Poverty & Healthcare

One in eight adults have HIV/AIDS

With around one in eight adults in Zambia living with HIV/AIDS, the country has been one of the worst-affected by the epidemic.

The terrible toll taken by AIDS

HIV/AIDS kills around 50,000 Zambians each year and has left around 700,000 orphans.

Early deaths have deprived Zambia of skilled workers and created a growing number of orphaned children.

Malnutrition from poverty

Malnutrition, caused by endemic poverty, is widespread in the country, particularly in rural areas. Many families rely on subsistence farming and smallholders are being encouraged to use new crop varieties and farming techniques to increase harvests – see Climate & Agriculture.

Nearly half of all children under five are stunted, while 15% are severely malnourished and underweight (WHO 2000–2009).

For every 1,000 live births, 140 children will die in Zambia before they reach five years of age, according to the World Health Organization (WHO, 2009).

Resurgence of malaria

Net protection

Supported by the WHO and the Global Fund to fight AIDS, Tuberculosis and Malaria, there has been a huge programme to distribute mosquito nets in the last five years. Mosquito nets are owned by two-thirds of households (though they are not always used).

Malaria is an additional problem in Zambia, where 3 million cases were reported in 2009 (WHO). Over the last decade, measures have been taken to reduce infections, including indoor spraying and the dissemination of insecticide-treated mosquito nets.

But despite a reduction in cases since 2000, malaria is proving hard to control and there has recently been a resurgence in some areas.

A woman lying sick in bedDoctors at a premium

Considerable investment was made in the healthcare system following independence. Zambia has a number of general and smaller hospitals (some of them missionary-run) in towns, as well as a network of rural health centres.

A policy of free healthcare was adopted in the late 1970s, although services today suffer from a severe shortage of doctors and specialist staff.

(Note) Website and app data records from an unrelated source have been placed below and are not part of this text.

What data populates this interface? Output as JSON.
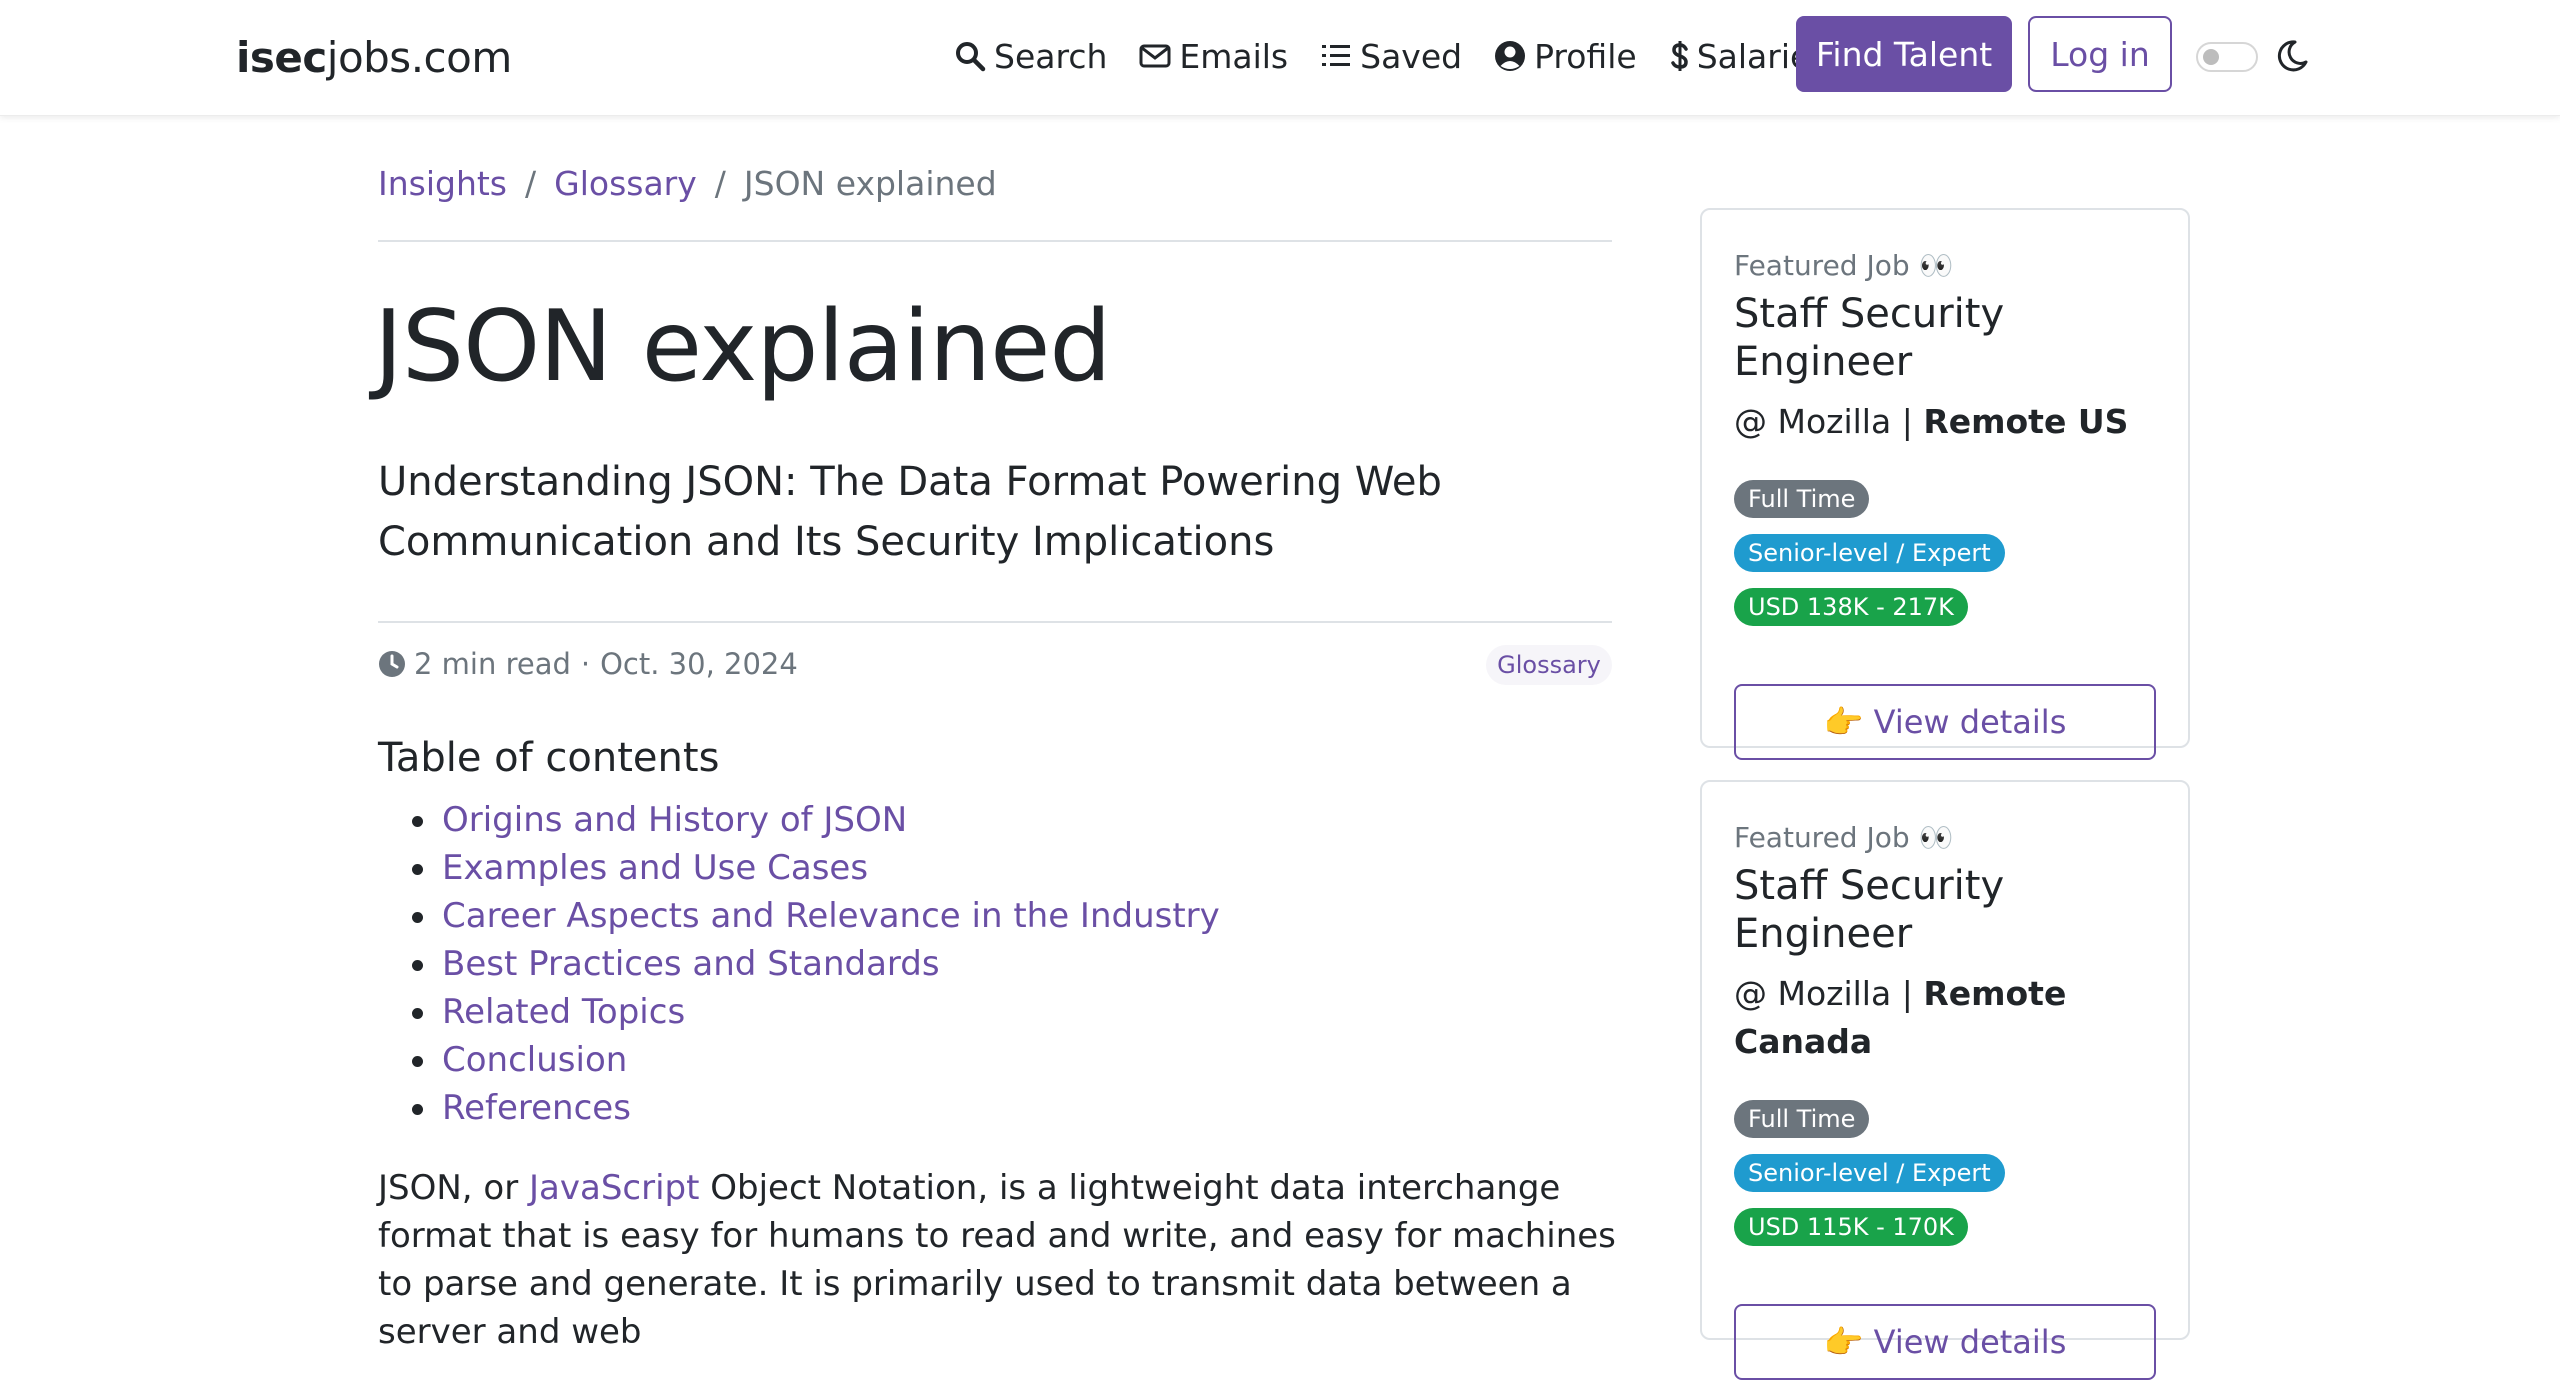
{
  "navbar": {
    "brand_bold": "isec",
    "brand_rest": "jobs.com",
    "links": [
      {
        "label": "Search",
        "icon": "search-icon"
      },
      {
        "label": "Emails",
        "icon": "envelope-icon"
      },
      {
        "label": "Saved",
        "icon": "list-icon"
      },
      {
        "label": "Profile",
        "icon": "user-circle-icon"
      },
      {
        "label": "Salaries",
        "icon": "dollar-icon"
      }
    ],
    "find_talent": "Find Talent",
    "login": "Log in",
    "dark_mode_icon": "moon-icon"
  },
  "breadcrumb": {
    "items": [
      "Insights",
      "Glossary"
    ],
    "current": "JSON explained",
    "separator": "/"
  },
  "article": {
    "title": "JSON explained",
    "subtitle": "Understanding JSON: The Data Format Powering Web Communication and Its Security Implications",
    "read_time": "2 min read",
    "meta_separator": "·",
    "date": "Oct. 30, 2024",
    "tag": "Glossary",
    "toc_title": "Table of contents",
    "toc": [
      "Origins and History of JSON",
      "Examples and Use Cases",
      "Career Aspects and Relevance in the Industry",
      "Best Practices and Standards",
      "Related Topics",
      "Conclusion",
      "References"
    ],
    "body_prefix": "JSON, or ",
    "body_link": "JavaScript",
    "body_rest": " Object Notation, is a lightweight data interchange format that is easy for humans to read and write, and easy for machines to parse and generate. It is primarily used to transmit data between a server and web"
  },
  "sidebar": {
    "cards": [
      {
        "label": "Featured Job 👀",
        "title": "Staff Security Engineer",
        "company": "@ Mozilla",
        "separator": "|",
        "location": "Remote US",
        "badges": [
          "Full Time",
          "Senior-level / Expert"
        ],
        "salary": "USD 138K - 217K",
        "button": "👉 View details"
      },
      {
        "label": "Featured Job 👀",
        "title": "Staff Security Engineer",
        "company": "@ Mozilla",
        "separator": "|",
        "location": "Remote Canada",
        "badges": [
          "Full Time",
          "Senior-level / Expert"
        ],
        "salary": "USD 115K - 170K",
        "button": "👉 View details"
      }
    ]
  },
  "colors": {
    "accent": "#6a4fa5",
    "badge_gray": "#6c757d",
    "badge_blue": "#1f9bcf",
    "badge_green": "#19a34a"
  }
}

According to the WHO there were only 650 doctors working in Zambia between 2000–2010 (less than one doctor for every 10,000 people).